"""
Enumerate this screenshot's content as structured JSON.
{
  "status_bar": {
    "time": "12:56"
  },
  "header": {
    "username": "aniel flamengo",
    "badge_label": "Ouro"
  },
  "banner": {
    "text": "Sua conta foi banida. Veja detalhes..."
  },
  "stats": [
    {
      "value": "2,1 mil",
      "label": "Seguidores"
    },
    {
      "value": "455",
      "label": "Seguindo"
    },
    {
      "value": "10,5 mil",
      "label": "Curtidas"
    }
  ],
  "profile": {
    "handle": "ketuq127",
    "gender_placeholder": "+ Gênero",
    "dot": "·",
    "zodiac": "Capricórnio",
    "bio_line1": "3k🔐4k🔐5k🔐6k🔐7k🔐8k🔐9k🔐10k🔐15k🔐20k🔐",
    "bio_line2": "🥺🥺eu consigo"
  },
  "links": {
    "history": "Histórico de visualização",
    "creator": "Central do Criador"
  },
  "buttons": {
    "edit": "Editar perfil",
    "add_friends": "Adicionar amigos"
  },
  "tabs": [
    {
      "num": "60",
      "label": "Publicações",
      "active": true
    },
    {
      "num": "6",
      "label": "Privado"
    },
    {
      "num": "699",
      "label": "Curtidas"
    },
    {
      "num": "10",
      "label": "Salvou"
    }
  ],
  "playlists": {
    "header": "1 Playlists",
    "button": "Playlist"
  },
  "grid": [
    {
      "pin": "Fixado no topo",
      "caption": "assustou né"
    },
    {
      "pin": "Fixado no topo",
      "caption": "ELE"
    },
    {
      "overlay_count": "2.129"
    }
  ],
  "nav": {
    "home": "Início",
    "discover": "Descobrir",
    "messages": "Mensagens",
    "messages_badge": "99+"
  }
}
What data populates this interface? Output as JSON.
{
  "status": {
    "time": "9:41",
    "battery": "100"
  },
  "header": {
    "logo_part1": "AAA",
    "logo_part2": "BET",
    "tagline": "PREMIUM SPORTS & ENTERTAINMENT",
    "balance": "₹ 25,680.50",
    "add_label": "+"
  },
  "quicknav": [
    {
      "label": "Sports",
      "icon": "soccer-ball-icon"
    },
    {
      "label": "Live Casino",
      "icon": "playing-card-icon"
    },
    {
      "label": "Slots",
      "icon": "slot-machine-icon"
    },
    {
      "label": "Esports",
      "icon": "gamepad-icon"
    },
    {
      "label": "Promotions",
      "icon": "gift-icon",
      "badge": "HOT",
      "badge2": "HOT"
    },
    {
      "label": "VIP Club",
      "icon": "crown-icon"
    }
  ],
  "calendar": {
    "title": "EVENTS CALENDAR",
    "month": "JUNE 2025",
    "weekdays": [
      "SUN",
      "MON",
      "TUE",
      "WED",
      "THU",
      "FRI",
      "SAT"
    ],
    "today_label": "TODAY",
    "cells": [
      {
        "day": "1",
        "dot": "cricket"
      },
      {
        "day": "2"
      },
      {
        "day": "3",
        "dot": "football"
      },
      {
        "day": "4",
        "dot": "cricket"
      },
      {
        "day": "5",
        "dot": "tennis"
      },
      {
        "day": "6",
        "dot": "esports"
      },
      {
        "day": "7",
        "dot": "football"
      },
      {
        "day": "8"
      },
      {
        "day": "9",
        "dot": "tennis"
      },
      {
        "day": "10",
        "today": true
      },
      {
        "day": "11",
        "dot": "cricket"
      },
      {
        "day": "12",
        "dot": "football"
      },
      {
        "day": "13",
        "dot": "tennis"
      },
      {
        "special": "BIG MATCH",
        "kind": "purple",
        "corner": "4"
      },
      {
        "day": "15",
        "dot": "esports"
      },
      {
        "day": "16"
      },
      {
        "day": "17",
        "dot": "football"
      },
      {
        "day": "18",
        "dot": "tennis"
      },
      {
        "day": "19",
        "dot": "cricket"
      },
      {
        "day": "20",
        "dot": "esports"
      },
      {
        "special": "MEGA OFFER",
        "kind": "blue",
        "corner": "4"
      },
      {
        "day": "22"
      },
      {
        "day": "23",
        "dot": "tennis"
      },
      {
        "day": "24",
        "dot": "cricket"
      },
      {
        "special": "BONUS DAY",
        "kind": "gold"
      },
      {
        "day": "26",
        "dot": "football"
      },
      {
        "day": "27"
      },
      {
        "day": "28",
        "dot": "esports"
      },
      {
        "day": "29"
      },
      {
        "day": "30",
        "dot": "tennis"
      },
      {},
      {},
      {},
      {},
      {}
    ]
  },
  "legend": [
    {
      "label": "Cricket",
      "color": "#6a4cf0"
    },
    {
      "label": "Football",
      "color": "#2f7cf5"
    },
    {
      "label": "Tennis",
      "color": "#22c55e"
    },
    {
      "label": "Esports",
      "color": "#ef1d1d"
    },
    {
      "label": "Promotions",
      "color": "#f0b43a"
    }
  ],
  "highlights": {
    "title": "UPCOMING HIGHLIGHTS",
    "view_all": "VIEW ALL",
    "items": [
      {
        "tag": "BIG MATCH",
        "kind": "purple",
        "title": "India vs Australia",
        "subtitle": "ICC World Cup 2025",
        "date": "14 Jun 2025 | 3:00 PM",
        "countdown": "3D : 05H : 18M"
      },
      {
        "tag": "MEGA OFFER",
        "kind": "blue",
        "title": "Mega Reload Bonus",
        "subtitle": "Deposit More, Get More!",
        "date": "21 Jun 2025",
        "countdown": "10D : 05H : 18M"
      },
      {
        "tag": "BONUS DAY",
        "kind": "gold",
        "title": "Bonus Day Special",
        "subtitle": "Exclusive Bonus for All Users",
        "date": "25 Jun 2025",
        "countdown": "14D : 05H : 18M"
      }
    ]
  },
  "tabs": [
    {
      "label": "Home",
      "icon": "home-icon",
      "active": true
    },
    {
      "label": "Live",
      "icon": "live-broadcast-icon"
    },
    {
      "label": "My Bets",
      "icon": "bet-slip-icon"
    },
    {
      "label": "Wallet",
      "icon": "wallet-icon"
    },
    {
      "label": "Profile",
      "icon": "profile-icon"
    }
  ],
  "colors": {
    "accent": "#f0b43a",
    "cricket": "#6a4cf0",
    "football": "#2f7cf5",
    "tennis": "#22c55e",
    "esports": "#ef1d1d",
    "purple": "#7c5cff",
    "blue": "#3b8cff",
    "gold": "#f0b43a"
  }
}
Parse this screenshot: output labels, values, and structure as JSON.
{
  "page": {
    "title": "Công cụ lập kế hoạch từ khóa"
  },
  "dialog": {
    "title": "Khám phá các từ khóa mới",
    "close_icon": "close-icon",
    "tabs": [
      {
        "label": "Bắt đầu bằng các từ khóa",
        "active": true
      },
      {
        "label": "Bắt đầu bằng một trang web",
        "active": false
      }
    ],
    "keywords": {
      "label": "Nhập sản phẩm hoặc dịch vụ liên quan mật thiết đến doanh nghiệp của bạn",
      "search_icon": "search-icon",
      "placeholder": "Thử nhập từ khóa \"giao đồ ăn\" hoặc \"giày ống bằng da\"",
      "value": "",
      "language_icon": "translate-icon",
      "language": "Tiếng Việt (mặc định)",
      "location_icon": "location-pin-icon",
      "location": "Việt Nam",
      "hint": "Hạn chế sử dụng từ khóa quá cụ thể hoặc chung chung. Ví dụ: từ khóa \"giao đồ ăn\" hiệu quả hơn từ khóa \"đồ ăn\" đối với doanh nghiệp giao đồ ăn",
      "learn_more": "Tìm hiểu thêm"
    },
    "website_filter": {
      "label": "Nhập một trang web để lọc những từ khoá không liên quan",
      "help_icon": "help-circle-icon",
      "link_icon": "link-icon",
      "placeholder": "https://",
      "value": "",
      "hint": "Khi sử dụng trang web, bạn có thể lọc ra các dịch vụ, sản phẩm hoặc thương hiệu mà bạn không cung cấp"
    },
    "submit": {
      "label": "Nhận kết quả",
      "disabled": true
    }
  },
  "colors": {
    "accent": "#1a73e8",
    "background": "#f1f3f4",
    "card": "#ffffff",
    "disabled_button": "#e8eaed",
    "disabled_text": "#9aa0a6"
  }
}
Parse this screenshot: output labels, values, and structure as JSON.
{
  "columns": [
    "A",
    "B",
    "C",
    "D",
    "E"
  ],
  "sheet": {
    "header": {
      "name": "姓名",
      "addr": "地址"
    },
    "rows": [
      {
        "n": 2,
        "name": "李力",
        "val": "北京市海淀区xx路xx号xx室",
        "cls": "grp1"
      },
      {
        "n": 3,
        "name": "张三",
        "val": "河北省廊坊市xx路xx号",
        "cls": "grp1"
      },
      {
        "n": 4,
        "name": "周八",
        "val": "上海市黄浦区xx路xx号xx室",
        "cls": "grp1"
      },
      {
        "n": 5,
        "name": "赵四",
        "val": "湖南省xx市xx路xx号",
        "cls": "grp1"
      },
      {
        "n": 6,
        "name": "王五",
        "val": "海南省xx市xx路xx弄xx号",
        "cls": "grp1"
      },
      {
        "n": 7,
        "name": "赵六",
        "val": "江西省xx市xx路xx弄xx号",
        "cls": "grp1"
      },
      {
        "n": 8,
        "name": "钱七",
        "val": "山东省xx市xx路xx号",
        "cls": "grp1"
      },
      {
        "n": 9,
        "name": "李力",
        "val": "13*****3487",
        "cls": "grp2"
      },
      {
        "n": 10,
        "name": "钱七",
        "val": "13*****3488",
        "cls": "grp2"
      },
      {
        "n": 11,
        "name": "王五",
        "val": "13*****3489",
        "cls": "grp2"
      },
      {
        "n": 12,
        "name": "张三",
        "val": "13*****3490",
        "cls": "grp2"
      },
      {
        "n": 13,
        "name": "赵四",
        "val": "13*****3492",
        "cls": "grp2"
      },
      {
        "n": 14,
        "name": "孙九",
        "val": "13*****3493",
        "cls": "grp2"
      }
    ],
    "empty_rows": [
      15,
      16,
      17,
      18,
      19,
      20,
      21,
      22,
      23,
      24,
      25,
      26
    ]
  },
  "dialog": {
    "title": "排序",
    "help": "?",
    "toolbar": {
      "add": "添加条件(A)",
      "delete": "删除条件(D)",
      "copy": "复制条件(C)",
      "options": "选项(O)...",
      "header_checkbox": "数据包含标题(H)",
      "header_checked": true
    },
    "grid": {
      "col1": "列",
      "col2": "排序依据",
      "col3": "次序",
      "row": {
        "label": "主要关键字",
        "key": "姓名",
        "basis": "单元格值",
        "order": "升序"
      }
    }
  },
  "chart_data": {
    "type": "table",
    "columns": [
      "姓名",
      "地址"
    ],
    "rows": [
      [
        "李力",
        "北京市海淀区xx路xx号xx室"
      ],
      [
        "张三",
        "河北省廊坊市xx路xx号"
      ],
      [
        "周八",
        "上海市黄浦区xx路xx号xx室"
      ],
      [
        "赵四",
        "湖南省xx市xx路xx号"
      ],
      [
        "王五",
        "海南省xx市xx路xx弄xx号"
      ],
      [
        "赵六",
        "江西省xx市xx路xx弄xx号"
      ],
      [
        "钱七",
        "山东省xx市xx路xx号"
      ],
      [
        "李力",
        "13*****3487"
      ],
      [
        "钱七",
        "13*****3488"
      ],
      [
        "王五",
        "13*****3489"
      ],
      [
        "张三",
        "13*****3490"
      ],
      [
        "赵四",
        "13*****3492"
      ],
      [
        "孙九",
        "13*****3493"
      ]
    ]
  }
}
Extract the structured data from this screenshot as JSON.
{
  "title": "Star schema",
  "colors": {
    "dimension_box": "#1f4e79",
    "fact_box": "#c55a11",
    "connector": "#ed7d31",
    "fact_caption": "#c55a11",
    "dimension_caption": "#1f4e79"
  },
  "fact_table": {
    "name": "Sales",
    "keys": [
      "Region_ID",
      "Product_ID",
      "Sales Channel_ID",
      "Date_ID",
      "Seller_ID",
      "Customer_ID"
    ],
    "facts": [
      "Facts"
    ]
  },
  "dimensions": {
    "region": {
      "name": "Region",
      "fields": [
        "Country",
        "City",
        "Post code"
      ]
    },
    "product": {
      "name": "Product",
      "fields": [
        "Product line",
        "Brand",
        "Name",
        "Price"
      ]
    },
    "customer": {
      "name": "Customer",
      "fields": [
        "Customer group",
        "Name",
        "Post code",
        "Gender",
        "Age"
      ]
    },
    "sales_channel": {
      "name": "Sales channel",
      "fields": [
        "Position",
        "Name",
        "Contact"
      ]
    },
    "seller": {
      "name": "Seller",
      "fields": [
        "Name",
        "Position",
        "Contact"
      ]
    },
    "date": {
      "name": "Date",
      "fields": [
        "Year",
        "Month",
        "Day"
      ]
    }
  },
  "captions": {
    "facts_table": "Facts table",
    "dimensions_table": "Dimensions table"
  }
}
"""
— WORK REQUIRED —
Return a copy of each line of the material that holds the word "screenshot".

— TASK OUTPUT —
Enumerate this screenshot's content as structured JSON.
Parse this screenshot: output labels, values, and structure as JSON.
Parse this screenshot: output labels, values, and structure as JSON.
Extract the structured data from this screenshot as JSON.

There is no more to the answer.